Content starts
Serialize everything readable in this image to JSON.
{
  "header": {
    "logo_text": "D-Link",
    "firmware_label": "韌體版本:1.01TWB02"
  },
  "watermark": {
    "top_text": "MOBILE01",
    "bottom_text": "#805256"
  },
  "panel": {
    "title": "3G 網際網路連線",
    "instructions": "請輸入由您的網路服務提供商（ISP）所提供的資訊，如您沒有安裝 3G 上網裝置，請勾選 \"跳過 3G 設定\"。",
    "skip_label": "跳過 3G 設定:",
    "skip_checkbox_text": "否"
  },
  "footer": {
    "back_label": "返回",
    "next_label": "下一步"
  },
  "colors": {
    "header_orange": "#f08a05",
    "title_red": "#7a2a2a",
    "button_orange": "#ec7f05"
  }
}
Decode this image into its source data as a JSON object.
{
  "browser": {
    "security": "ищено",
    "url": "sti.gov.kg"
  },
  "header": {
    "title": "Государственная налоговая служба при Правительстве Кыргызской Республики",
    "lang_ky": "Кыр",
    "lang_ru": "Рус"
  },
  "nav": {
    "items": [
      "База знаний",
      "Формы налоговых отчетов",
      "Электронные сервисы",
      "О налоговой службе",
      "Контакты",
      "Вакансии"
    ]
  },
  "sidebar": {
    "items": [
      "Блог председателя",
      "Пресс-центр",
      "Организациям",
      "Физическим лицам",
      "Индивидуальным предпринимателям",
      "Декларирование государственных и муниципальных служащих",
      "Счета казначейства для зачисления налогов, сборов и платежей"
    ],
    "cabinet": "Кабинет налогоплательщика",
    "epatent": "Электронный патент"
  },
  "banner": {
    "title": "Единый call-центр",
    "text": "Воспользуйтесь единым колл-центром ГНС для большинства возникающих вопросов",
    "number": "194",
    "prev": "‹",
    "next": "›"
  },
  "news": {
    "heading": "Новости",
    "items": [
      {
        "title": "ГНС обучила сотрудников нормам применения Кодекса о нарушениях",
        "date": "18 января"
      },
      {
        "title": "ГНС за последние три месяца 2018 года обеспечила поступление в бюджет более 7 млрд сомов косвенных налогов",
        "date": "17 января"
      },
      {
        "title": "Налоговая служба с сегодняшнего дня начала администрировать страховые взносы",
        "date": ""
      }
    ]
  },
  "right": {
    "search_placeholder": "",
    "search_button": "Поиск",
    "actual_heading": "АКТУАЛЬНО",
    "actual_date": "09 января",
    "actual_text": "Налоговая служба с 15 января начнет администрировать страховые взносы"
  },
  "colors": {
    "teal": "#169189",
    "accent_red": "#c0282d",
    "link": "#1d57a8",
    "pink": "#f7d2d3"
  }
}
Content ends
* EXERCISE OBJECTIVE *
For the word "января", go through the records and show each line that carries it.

* TASK RESPONSE *
        "date": "18 января"
        "date": "17 января"
    "actual_date": "09 января",
    "actual_text": "Налоговая служба с 15 января начнет администрировать страховые взносы"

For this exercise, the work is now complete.